# WHAT THE EXERCISE ASKS:
When you restate the data, keep every word as it is and drop the images.

# RECORD EXCERPTS:
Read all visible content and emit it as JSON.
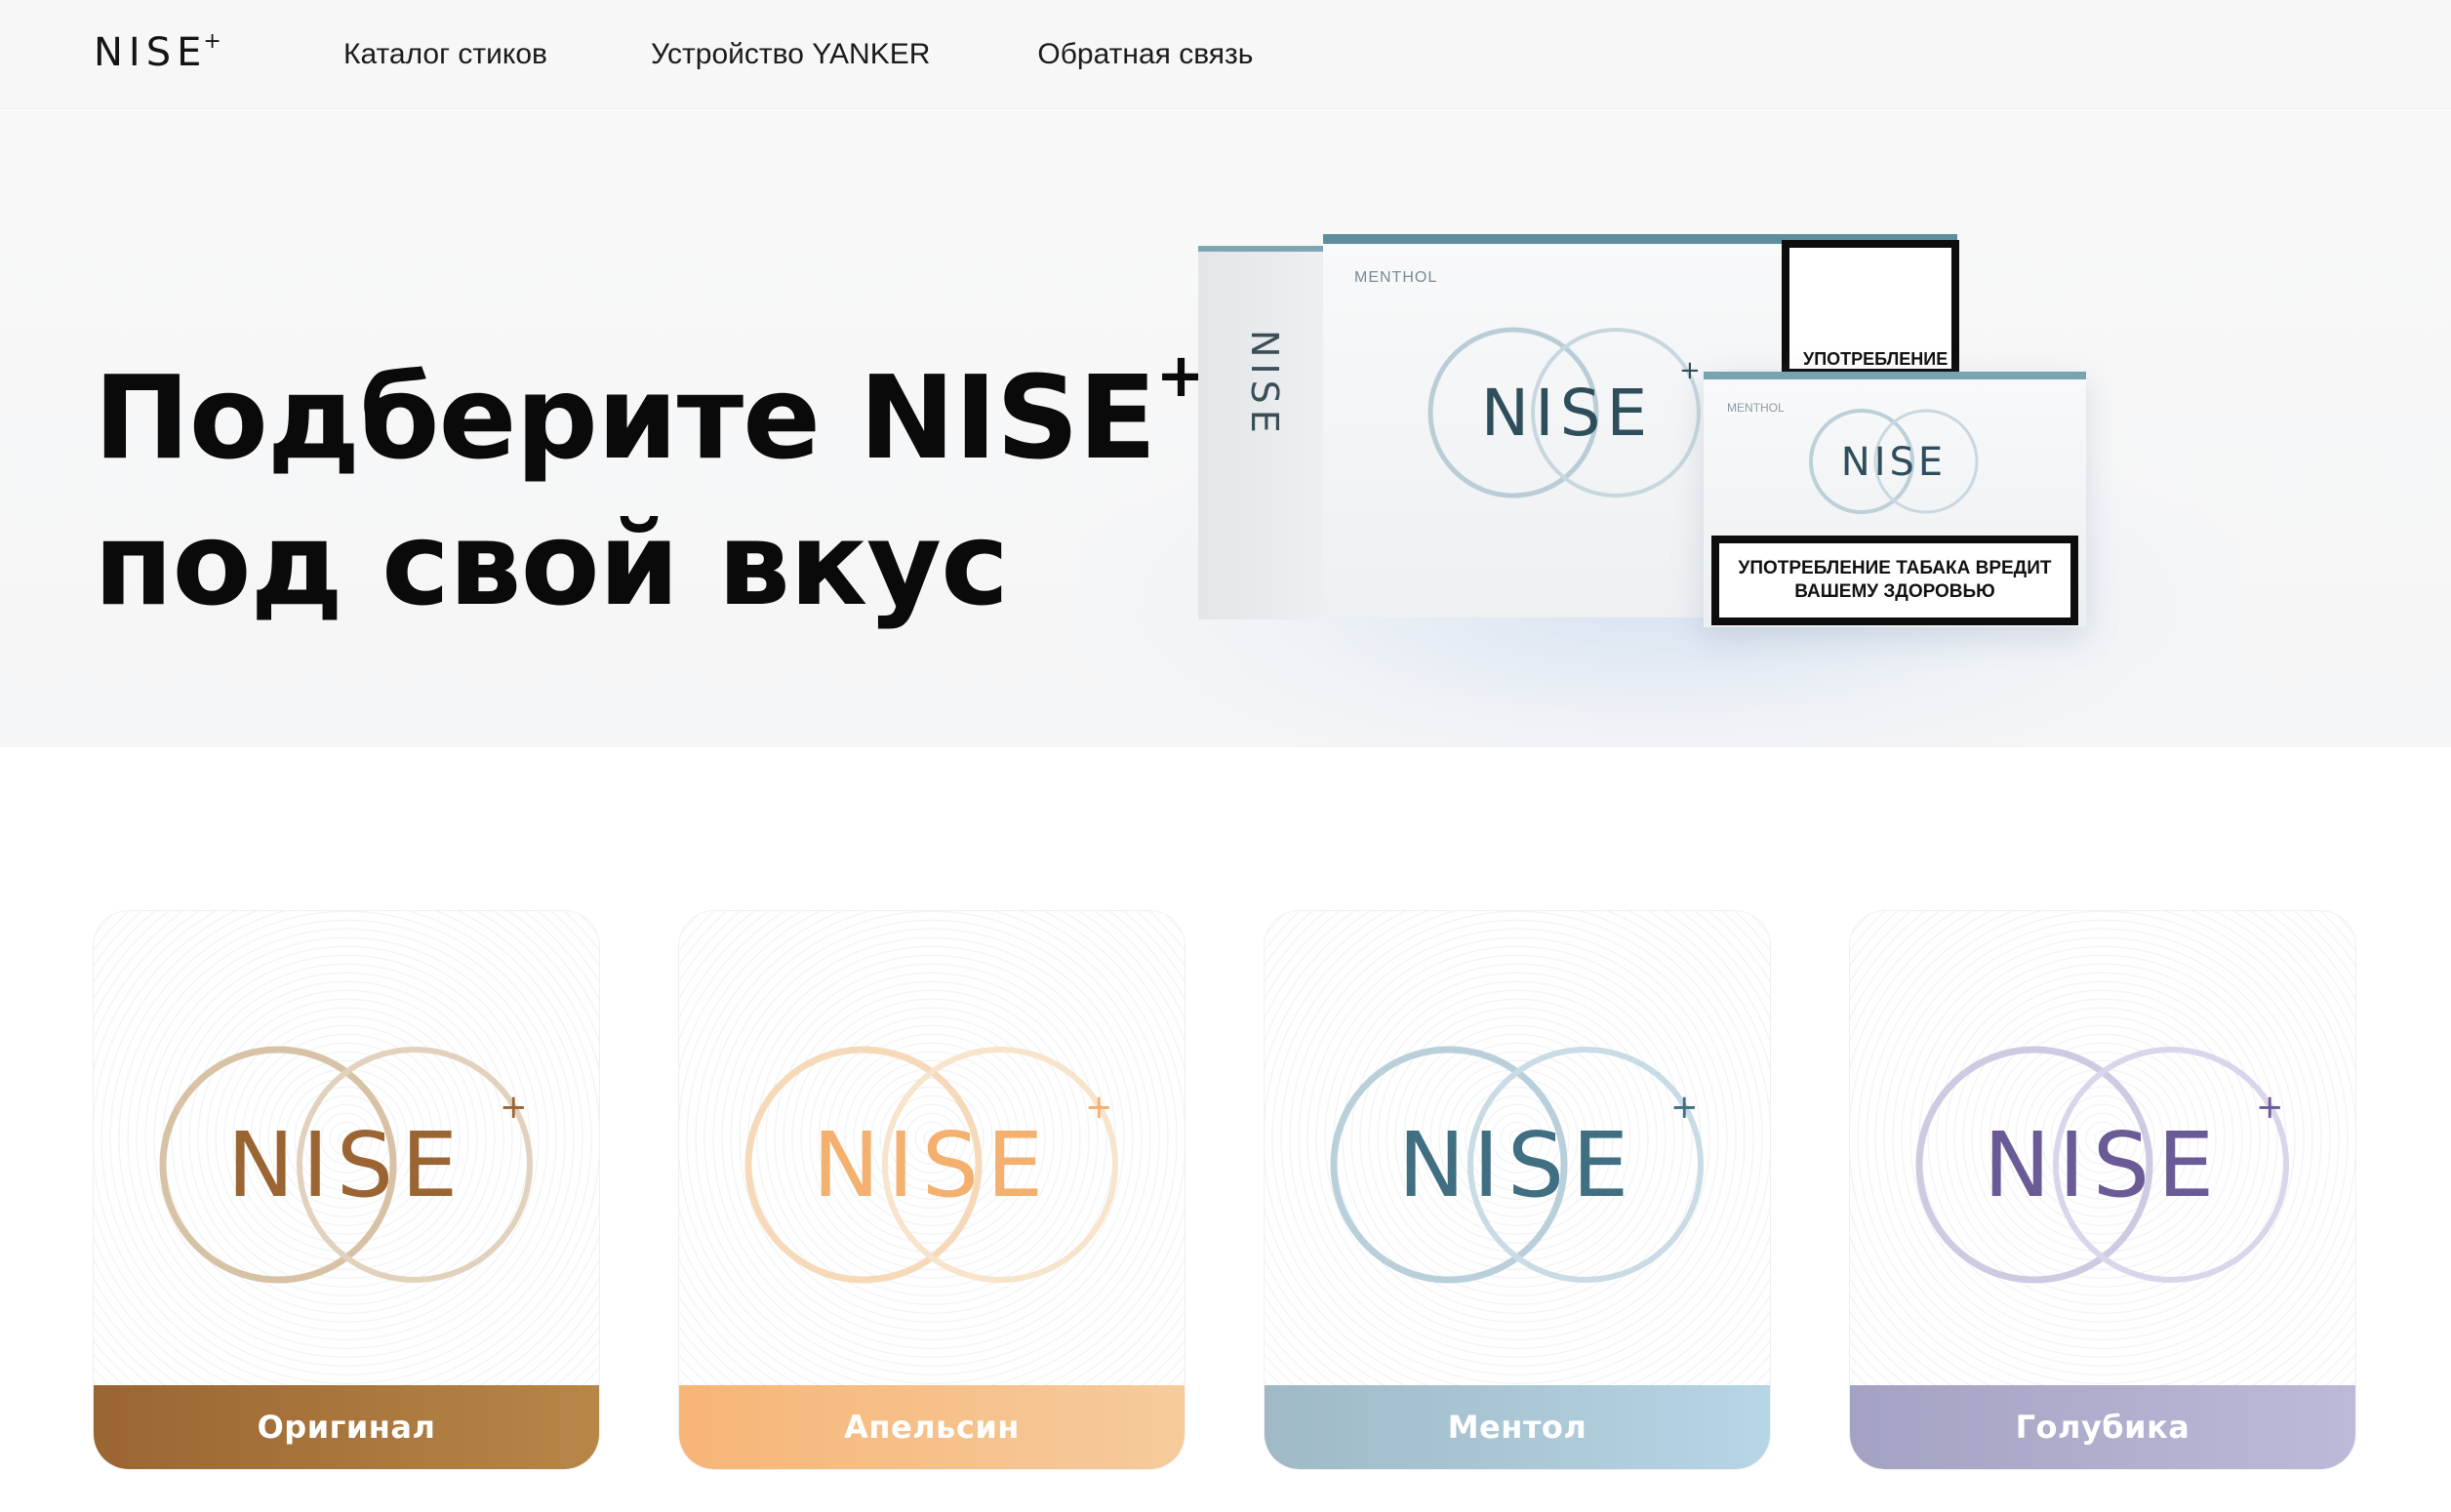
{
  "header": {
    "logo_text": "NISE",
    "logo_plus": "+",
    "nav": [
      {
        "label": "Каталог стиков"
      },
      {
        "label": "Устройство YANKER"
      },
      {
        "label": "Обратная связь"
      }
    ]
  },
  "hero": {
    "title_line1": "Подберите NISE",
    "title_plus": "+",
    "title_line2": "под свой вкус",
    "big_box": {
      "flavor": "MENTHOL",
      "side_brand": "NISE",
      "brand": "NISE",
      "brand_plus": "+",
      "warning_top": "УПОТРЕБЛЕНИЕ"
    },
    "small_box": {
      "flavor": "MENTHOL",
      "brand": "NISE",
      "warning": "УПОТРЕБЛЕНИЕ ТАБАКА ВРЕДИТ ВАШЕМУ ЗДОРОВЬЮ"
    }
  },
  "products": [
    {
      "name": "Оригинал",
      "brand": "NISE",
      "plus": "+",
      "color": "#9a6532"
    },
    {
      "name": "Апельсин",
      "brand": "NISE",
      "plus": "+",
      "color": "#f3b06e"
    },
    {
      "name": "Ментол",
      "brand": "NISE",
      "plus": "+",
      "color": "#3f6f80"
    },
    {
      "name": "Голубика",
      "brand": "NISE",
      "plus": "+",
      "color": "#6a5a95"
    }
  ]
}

# THE ANSWER:
Read all visible content and emit it as JSON.
{
  "header": {
    "logo_text": "NISE",
    "logo_plus": "+",
    "nav": [
      {
        "label": "Каталог стиков"
      },
      {
        "label": "Устройство YANKER"
      },
      {
        "label": "Обратная связь"
      }
    ]
  },
  "hero": {
    "title_line1": "Подберите NISE",
    "title_plus": "+",
    "title_line2": "под свой вкус",
    "big_box": {
      "flavor": "MENTHOL",
      "side_brand": "NISE",
      "brand": "NISE",
      "brand_plus": "+",
      "warning_top": "УПОТРЕБЛЕНИЕ"
    },
    "small_box": {
      "flavor": "MENTHOL",
      "brand": "NISE",
      "warning": "УПОТРЕБЛЕНИЕ ТАБАКА ВРЕДИТ ВАШЕМУ ЗДОРОВЬЮ"
    }
  },
  "products": [
    {
      "name": "Оригинал",
      "brand": "NISE",
      "plus": "+",
      "color": "#9a6532"
    },
    {
      "name": "Апельсин",
      "brand": "NISE",
      "plus": "+",
      "color": "#f3b06e"
    },
    {
      "name": "Ментол",
      "brand": "NISE",
      "plus": "+",
      "color": "#3f6f80"
    },
    {
      "name": "Голубика",
      "brand": "NISE",
      "plus": "+",
      "color": "#6a5a95"
    }
  ]
}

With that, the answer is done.